(Google Play Streaming, November 2018) If you’re watching a police procedural, there’s a presumption that the criminal will be caught at the end of the movie. Filmmakers can mess with that convention, as they can end a romantic movie with the leads not getting together, but those who do this usually want to make a point and deliberately expose themselves to grumblings from the audience. Memories of Murder is a South Korean crime thriller film intentionally designed to leave audiences unsettled—the 131 minutes-long film is a careful recreation of a 1980s police investigation, but even the investigative breakthroughs don’t lead to a satisfactory conclusion, with an ending that keeps the murders unresolved. It’s adapted from real events, so there’s some veracity here—but it doesn’t make it any less enraging as a movie. [October 2019: In a rare case of reality being more satisfactory than fiction, it turns out that forensic evidence decades after the murders has led to the identification, and later confession of the serial murderer who inspired the film.] Ending aside, writer/director Bong Joon-ho does manage to turn in a competent police procedural—the details are well chosen, there is some character development, various police methods are shown, the sense of time and place is convincing and the film does manage to attain its objectives, even if those objectives aren’t necessarily the satisfaction of the audience.

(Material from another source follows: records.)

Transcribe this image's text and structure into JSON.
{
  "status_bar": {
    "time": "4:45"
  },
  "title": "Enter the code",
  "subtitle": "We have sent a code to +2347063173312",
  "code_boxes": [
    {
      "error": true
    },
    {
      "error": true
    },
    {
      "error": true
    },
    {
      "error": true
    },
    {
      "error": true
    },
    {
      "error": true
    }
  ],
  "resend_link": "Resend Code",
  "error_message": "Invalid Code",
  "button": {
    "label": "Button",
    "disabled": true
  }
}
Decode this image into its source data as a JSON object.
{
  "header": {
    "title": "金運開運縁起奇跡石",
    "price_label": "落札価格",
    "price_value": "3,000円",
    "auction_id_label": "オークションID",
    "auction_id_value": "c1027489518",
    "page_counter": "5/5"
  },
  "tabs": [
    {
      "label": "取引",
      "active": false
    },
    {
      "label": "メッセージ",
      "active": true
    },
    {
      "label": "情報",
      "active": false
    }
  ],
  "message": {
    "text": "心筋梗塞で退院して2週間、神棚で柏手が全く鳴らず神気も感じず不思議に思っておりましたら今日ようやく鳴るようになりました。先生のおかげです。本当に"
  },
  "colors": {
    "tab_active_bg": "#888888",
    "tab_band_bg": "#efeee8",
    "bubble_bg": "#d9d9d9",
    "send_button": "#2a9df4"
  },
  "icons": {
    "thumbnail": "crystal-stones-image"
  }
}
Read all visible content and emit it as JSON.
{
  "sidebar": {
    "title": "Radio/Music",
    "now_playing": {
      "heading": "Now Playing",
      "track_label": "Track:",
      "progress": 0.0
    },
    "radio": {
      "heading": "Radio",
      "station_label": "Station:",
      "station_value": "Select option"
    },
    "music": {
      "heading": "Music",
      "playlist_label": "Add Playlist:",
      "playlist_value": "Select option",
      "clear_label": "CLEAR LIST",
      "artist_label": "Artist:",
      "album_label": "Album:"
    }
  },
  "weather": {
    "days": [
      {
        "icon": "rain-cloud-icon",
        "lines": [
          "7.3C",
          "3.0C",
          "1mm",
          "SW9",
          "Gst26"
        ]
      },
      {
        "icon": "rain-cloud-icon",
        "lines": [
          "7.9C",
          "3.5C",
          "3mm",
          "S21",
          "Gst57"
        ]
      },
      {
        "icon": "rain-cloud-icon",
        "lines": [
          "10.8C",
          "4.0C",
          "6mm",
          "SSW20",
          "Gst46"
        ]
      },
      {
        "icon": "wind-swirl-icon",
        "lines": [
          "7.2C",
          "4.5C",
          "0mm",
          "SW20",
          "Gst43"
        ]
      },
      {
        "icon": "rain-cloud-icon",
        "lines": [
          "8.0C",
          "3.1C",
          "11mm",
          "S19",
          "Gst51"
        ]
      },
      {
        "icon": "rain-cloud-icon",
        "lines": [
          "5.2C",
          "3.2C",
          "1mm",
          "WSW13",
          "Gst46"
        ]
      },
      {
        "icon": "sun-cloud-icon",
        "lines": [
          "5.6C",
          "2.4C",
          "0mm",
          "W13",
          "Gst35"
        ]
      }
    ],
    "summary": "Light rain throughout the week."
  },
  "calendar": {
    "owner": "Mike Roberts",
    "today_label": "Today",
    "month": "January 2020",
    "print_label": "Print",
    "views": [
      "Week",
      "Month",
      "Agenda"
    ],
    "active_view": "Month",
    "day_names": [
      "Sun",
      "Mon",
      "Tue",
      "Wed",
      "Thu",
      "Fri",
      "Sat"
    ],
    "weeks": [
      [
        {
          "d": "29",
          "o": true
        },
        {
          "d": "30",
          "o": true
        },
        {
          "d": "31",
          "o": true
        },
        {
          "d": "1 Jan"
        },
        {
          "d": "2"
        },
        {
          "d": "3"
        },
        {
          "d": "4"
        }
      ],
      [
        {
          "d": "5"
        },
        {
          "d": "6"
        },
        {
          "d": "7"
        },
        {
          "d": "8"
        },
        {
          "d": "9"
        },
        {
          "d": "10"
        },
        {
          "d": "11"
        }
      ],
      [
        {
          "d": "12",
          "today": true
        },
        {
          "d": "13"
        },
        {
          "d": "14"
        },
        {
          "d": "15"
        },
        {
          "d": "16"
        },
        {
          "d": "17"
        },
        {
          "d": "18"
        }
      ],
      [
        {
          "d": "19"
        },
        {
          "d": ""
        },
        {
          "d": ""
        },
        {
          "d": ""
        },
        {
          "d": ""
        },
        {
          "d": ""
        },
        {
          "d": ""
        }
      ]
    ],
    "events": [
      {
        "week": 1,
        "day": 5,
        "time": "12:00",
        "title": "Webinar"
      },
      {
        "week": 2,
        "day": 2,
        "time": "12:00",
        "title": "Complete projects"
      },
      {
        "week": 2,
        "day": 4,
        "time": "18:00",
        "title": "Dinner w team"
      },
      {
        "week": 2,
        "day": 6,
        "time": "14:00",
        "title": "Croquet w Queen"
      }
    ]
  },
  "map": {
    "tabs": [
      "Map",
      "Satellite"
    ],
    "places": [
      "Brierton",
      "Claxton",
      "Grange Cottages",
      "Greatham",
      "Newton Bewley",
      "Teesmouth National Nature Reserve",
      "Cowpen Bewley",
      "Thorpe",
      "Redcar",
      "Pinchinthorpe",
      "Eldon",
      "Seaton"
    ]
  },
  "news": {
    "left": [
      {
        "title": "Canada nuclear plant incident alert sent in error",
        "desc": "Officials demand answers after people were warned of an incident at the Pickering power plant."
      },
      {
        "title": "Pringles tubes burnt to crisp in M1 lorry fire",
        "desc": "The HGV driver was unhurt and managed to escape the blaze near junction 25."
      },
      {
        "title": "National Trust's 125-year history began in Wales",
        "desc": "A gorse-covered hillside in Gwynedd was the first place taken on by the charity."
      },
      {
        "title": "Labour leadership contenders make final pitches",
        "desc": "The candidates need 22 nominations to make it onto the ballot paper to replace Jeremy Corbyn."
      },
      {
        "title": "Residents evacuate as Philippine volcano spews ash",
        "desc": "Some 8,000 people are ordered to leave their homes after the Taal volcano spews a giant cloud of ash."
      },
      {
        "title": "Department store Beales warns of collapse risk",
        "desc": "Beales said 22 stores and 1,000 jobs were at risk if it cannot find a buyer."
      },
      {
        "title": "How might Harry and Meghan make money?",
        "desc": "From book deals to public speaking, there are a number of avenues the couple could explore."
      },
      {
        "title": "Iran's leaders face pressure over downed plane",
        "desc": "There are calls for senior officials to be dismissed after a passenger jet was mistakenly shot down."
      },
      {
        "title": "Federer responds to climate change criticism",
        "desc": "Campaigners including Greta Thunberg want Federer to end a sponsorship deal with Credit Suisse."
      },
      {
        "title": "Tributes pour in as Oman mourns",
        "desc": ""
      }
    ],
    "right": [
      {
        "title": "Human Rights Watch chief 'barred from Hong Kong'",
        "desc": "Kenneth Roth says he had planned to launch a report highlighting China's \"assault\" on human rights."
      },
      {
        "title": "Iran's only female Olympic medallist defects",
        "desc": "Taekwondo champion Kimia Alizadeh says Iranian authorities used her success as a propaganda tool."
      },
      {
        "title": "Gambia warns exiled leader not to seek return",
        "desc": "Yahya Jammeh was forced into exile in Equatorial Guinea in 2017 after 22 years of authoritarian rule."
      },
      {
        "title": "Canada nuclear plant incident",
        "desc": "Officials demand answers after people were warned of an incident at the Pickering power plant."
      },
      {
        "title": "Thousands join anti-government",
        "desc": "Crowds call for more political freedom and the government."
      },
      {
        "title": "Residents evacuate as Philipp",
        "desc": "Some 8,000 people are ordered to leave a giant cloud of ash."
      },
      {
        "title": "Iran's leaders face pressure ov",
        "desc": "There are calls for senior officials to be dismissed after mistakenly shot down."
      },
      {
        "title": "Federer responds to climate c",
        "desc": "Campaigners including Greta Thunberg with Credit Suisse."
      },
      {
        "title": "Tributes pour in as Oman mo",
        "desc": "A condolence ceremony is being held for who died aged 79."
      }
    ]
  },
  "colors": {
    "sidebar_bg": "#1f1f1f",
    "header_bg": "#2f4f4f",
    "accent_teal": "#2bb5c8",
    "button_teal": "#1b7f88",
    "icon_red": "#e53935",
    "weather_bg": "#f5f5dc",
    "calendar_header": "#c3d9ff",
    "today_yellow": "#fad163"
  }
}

Memories of Murder is one more piece of evidence regarding the vitality of South Korean cinema in the twenty-first century, and a memorable crime thriller in its own right.
(Netflix Streaming, August 2018) Much-ballyhooed as a more ambitious kind of Netflix original project (as in: a major director’s film approved and financed by Netflix rather than them buying the distribution rights of an independent production), Okja also represents the latest in Bong Joon-ho’s typically scattershot blend of comedy, action, drama, horror and irony. Decently budgeted, Okja presupposes the existence of genetically modified super-pigs, leading to animal activists trying to prevent their exploitation by a heartless corporation. Obviously, Okja‘s anti-animal abuse themes are often undistinguishable from a recognizable vegan agenda, but don’t let that stop you from sampling what it has to offer. Okja itself is an often-delightful CGI creation, a creature bred for meat but designed for cuteness. That balance informs the rest of the film, as it veers between horror at animal exploitation (with a forced-breeding scene that’s as horrifying as anything else in movies this year) and good-natured charm at the creature and the efforts of a heroic ragtag band of activists at saving it. Intentionally, Okja itself is uncomfortably semi-sentient, bringing us to the uncanny valley of what’s dumb enough to eat even for confirmed carnivores. Tonal shifts are part of the Bong Joon-ho experience after all, and if his previous films have already been a bit challenging because of the way they go from one genre to another, Okja is a magnified instance of the same. The Anglo/Korean cast is wonderfully eclectic, with Ahn Seo-hyun in the lead role with Tilda Swinton, Paul Dano, Giancarlo Esposito and Jake Gyllenhaal being some of the best-known names recognizable to a western audience. Challenging, uncomfortable, surprisingly enjoyable at times and just as surprisingly disgusting at others, Okja is not the kind of film to watch on a lark. But it’s a good thing that Netflix can get behind such unconventional projects.